PROBLEM
Please retype the data in full and exactly; the pictures are not part of the copy.

[Excerpts from an interface dataset]
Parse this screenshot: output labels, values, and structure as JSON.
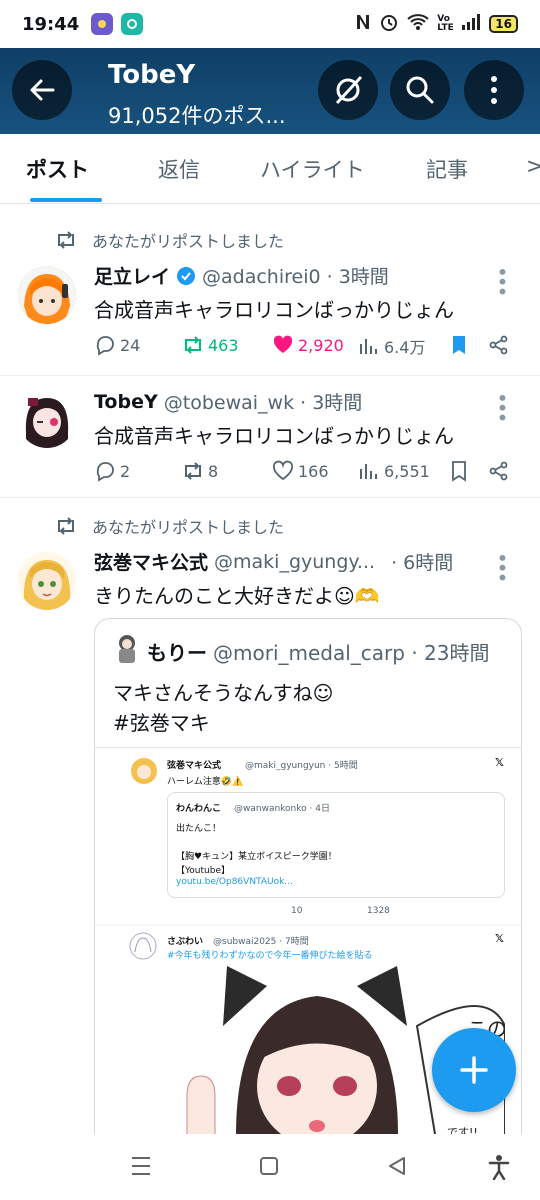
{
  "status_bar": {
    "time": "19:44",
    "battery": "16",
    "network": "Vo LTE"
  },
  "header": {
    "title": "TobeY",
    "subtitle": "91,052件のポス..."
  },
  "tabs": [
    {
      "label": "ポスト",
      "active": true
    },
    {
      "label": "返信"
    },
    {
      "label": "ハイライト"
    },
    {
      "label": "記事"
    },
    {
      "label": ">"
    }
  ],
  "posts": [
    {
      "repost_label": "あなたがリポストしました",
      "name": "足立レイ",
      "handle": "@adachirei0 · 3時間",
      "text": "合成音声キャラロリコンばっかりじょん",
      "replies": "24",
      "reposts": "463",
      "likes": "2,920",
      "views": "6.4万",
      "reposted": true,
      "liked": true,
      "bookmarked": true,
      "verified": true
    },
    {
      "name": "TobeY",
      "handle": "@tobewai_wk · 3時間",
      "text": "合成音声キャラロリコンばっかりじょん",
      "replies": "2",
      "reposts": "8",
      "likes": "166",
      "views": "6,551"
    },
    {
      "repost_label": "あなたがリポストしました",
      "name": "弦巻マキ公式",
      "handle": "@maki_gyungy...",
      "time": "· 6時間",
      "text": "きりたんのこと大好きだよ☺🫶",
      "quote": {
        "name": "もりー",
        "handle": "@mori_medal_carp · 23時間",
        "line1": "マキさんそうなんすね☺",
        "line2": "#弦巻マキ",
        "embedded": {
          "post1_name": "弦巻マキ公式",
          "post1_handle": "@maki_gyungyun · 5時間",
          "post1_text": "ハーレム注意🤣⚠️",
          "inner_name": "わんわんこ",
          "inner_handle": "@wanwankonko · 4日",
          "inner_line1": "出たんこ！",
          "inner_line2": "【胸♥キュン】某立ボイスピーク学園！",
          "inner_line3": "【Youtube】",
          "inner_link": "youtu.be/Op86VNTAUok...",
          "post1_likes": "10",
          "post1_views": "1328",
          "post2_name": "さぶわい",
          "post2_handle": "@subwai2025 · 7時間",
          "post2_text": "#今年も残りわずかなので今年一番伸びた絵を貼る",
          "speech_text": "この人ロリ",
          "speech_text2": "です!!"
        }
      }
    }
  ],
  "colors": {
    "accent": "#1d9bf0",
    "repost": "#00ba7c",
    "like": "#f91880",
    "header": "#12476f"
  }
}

OUTPUT BELOW
Parse this screenshot: output labels, values, and structure as JSON.
{
  "status_bar": {
    "time": "19:44",
    "battery": "16",
    "network": "Vo LTE"
  },
  "header": {
    "title": "TobeY",
    "subtitle": "91,052件のポス..."
  },
  "tabs": [
    {
      "label": "ポスト",
      "active": true
    },
    {
      "label": "返信"
    },
    {
      "label": "ハイライト"
    },
    {
      "label": "記事"
    },
    {
      "label": ">"
    }
  ],
  "posts": [
    {
      "repost_label": "あなたがリポストしました",
      "name": "足立レイ",
      "handle": "@adachirei0 · 3時間",
      "text": "合成音声キャラロリコンばっかりじょん",
      "replies": "24",
      "reposts": "463",
      "likes": "2,920",
      "views": "6.4万",
      "reposted": true,
      "liked": true,
      "bookmarked": true,
      "verified": true
    },
    {
      "name": "TobeY",
      "handle": "@tobewai_wk · 3時間",
      "text": "合成音声キャラロリコンばっかりじょん",
      "replies": "2",
      "reposts": "8",
      "likes": "166",
      "views": "6,551"
    },
    {
      "repost_label": "あなたがリポストしました",
      "name": "弦巻マキ公式",
      "handle": "@maki_gyungy...",
      "time": "· 6時間",
      "text": "きりたんのこと大好きだよ☺🫶",
      "quote": {
        "name": "もりー",
        "handle": "@mori_medal_carp · 23時間",
        "line1": "マキさんそうなんすね☺",
        "line2": "#弦巻マキ",
        "embedded": {
          "post1_name": "弦巻マキ公式",
          "post1_handle": "@maki_gyungyun · 5時間",
          "post1_text": "ハーレム注意🤣⚠️",
          "inner_name": "わんわんこ",
          "inner_handle": "@wanwankonko · 4日",
          "inner_line1": "出たんこ！",
          "inner_line2": "【胸♥キュン】某立ボイスピーク学園！",
          "inner_line3": "【Youtube】",
          "inner_link": "youtu.be/Op86VNTAUok...",
          "post1_likes": "10",
          "post1_views": "1328",
          "post2_name": "さぶわい",
          "post2_handle": "@subwai2025 · 7時間",
          "post2_text": "#今年も残りわずかなので今年一番伸びた絵を貼る",
          "speech_text": "この人ロリ",
          "speech_text2": "です!!"
        }
      }
    }
  ],
  "colors": {
    "accent": "#1d9bf0",
    "repost": "#00ba7c",
    "like": "#f91880",
    "header": "#12476f"
  }
}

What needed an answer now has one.